Oh, the crying. You see, this was the Goose’s first airplane ride, and she was convinced that she had a fear of flying. Why? Who knows? She probably saw it on a Disney show. Whatever the source, she now had a self-imposed fear, and real or not, it was extreme.
Yesterday, we tried to check in 24 hours ahead of time online to get our seat assignments. That’s what you have to do now. You have to log in 24 hours (exactly!) in advance and pick your seats. So, we logged in yesterday right on time, and there were precisely three remaining seats on the plane available, unless we wanted to pay $18 per seat. Since there were four of us flying, we were pretty sure this was just a scheme to get us to pay extra, so we decided to wait until we reached the airport to get seats and to let the chips (or more precisely, our butts) fall where they may. We showed up at the airport without assigned seats, hoping to beg the gate agent to have mercy on our souls.
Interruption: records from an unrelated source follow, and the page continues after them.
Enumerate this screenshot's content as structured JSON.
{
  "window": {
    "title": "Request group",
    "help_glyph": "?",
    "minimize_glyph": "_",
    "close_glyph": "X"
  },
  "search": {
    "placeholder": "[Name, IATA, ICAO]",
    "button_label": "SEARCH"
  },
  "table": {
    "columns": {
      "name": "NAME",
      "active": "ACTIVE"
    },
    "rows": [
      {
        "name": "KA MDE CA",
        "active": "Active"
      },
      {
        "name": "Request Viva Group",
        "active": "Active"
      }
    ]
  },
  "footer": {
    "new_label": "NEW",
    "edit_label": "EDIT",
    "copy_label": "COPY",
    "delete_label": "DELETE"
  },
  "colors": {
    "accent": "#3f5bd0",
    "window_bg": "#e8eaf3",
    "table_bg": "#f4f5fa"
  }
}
I had prepared the Goose ahead of time. I told her just to imagine herself sitting between two strangers on the flight. That way, if it worked out as such, she wouldn’t be so freaked out. When we reached the airport, the Beetle and I joked about who we would end up sitting between. He picked out a very large man with a beer belly and an old woman with big hair. I chose a woman wearing a red hat who was carrying an ugly pack of flowers and a man with a beard and tank top. I also threw in that I would be on the last row in the seats where you can’t lean your seat back and everyone bumps you on the way to the bathroom. The Goose said she was okay, no matter where she ended up sitting. That was until we checked in.
At check-in, we were given four seats near each other but not beside each other. They were all four aisle seats, so I was relieved. At least we would not have to be wedged between two other people. Two of the aisle seats would be across from each other, so someone could hold the Goose’s hand across the aisle. (The Mister and I would have to draw straws to see who that would be.) I told her what good news this was that at least one of us would be across from her, and she burst into tears. She was totally freaking out about having to sit by someone she did not know. I reminded her of our discussions about this very thing, but she would not be consoled. I reminded her that we did not cry over things we couldn’t control, but she rejected my stance on the subject. The man at the baggage area said to talk to the gate agent and that maybe he or she could help.
This all happened while Mr. E was driving back to the hotel and parking the suburban. He joined us, and we went through security where we were forever scarred by the poor old lady taking her shirt off.
I told the Goose to keep the tears coming as we got closer to the gate. I told her the gate agent might just buy how sweet and innocent she looked with her swollen little eyes and puffy nose. The child is a dramatic genius, I tell you. She looked so pitiful by the time we reached the gate that I almost bought the act.
We got to the gate, and the agent took one look at us and called us by name. He must have heard we were coming. He said he had four seats all together ready for us. Bless his pea-pickin’ heart. I silently took a vote at that very moment about who would get the seat between the kids and who would take the aisle seat by the strangers. It was a unanimous vote that the Mister got the middle. When he protested, I told him he should have voted.
We boarded the flight and found out seats in, you guessed it, row 30, the last row on the plane. The Goose, Mr. E and the Beetle all sat together. I sat across from them beside the lady with the red hat and the ugly flowers. I called that one correctly!
We landed and went on to have lunch and wait at the gate for our next leg of the trip to Jamaica. We had a long layover, but it went by quickly, what with buying the $50 lunch and the $20 milkshakes.
At the gate, I told the Goose to turn on the tears again as we approached the gate agent. She was amazing with her quivering chin. I really need to get that kid into acting. We were given seats together, with the Beetle, Mr. E and the Goose on one side of the aisle and me on the other side in an aisle seat. We were, of course, in aisle 30. This time, God was smiling down on us. No one was seated beside me, so the Goose moved to the window seat on my side of the plane. Both little darlings got a window seat and all was right with the world.
Then, I heard the words I so longed to hear, “Welcome to Jamaica, mon.” Oh, wait, that was just the Beetle saying that phrase for the hundredth time of the day, in his fake Jamaican accent, just to make the Goose squeal. As I was writing this story, I was still on the plane, but I knew I would be in Jamaica soon to start the trip of a lifetime. I wasn’t sure what the trip would hold, but I knew for sure that it would be anything but average. –Al